At the beginning, the repertory of tangos with lyrics was quite limited. It was absolutely necessary to increase it. As it was expected, Pascual Contursi contributed his share. His “Flor de fango” was the second tango that Gardel recorded (1919) and he added another important issue to the growing tradition, the subject of the poor girl that is doomed in the life of the cabarets, champagne and rich, unscrupulous men. In 1920-21 other important lyricists appeared, among them Celedonio Flores and Francisco García Jiménez. The talented Enrique Delfino, in the meantime, established the formal pattern of tango-canción (two stanzas of sixteen bars, repeated in the sequence A-B-A-B) in his collaboration with the lyricist Samuel Linnig for the unforgettable song “Milonguita”. It is among the recordings of Gardel in 1920. Regarding the primitive quality of the recording it is a real tragedy that Gardel never made a second rendering after the advent of the microphone in 1925.
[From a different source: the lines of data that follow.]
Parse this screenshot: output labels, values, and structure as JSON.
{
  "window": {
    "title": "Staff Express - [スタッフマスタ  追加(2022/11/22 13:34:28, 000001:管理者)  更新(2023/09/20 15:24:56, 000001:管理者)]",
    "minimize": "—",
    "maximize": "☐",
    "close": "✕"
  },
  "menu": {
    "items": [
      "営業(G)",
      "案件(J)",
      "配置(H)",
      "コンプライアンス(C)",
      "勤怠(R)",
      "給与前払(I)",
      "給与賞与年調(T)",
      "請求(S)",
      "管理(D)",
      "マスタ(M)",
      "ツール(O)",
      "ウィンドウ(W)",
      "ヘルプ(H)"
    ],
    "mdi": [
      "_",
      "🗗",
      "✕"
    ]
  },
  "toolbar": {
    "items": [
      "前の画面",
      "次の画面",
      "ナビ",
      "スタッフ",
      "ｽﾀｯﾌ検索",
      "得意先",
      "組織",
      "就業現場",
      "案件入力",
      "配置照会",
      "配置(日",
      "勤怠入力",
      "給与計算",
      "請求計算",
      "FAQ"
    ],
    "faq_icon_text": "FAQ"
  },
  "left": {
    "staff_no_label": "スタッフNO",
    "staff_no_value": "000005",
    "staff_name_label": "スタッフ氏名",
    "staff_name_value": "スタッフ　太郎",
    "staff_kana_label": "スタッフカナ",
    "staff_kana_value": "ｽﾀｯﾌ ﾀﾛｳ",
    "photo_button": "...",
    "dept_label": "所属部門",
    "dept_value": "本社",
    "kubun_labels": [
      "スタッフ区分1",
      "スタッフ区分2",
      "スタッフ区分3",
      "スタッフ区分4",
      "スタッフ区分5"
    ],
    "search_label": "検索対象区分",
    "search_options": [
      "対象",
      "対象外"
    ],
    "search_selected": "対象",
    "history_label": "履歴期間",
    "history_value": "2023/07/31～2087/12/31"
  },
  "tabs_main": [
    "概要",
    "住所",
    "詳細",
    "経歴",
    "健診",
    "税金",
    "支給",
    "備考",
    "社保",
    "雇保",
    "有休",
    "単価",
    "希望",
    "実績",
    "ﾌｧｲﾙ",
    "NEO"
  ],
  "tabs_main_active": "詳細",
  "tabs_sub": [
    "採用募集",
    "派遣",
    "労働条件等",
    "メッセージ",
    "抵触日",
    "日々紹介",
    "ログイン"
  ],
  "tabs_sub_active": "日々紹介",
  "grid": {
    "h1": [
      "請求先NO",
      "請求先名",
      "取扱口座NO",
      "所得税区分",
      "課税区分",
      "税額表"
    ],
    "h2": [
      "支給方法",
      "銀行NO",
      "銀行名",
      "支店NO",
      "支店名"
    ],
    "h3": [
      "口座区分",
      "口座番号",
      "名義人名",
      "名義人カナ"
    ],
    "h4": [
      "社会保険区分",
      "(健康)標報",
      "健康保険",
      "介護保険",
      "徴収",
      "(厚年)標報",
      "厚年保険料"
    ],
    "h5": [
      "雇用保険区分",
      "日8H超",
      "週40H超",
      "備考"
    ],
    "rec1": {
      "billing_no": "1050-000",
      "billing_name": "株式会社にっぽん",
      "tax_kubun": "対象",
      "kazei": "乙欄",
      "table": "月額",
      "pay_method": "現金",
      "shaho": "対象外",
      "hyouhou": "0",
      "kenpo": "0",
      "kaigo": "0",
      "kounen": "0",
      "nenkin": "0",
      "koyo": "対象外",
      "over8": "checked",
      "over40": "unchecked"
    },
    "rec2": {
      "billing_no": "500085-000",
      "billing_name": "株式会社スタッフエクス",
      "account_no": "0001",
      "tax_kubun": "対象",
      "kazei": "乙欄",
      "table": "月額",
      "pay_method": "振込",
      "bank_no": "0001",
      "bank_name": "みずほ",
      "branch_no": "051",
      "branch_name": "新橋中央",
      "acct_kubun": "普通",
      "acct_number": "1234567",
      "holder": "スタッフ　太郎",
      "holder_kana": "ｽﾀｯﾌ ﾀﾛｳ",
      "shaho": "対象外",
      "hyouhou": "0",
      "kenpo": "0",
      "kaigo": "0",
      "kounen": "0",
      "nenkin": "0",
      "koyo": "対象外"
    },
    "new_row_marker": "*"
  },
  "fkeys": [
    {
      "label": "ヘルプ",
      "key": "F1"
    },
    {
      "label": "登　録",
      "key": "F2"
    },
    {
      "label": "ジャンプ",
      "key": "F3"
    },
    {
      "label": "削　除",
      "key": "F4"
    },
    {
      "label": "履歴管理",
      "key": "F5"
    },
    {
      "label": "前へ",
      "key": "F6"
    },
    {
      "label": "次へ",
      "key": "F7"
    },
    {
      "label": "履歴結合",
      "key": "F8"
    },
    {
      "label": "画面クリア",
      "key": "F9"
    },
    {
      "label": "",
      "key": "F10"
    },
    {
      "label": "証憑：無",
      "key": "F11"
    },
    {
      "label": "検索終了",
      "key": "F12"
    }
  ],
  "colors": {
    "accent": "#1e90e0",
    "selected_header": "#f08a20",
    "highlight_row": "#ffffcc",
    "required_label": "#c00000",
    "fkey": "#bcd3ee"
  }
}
At the beginning of the 1920s, also, other singers joined tango. Ignacio Corsini, already a well-known leading figure in the Buenos Aires venues, started with “Patotero” in May 1922 at the Teatro Apolo. The following year, at the Teatro Nacional, Azucena Maizani premiered “Padre nuestro”. Gardel was no longer alone. His definitive change of direction towards tango is evidenced in the figures of his recordings. Between 1917 and 1921 Gardel only recorded 17 tangos (of a total of 41 recordings, excluding those he cut with Razzano). In 1922, 20 tangos (among 29 recordings) and in 1923, 33 tangos (among 44 recordings). There is no doubt he was answering a growing demand by the public. Tango had already won the hearts of the porteños.

When he became a tango singer, Gardel was the proper man at the right place and at the right time. When the duo split in 1925 the route was completely open. Gardel was on his way to his definitive destination. The rest is history. We may guess that in 1925 Gardel did not imagine the dimensions of his later fame. He did not know that his encounter with tango would make him a legend. But so it was.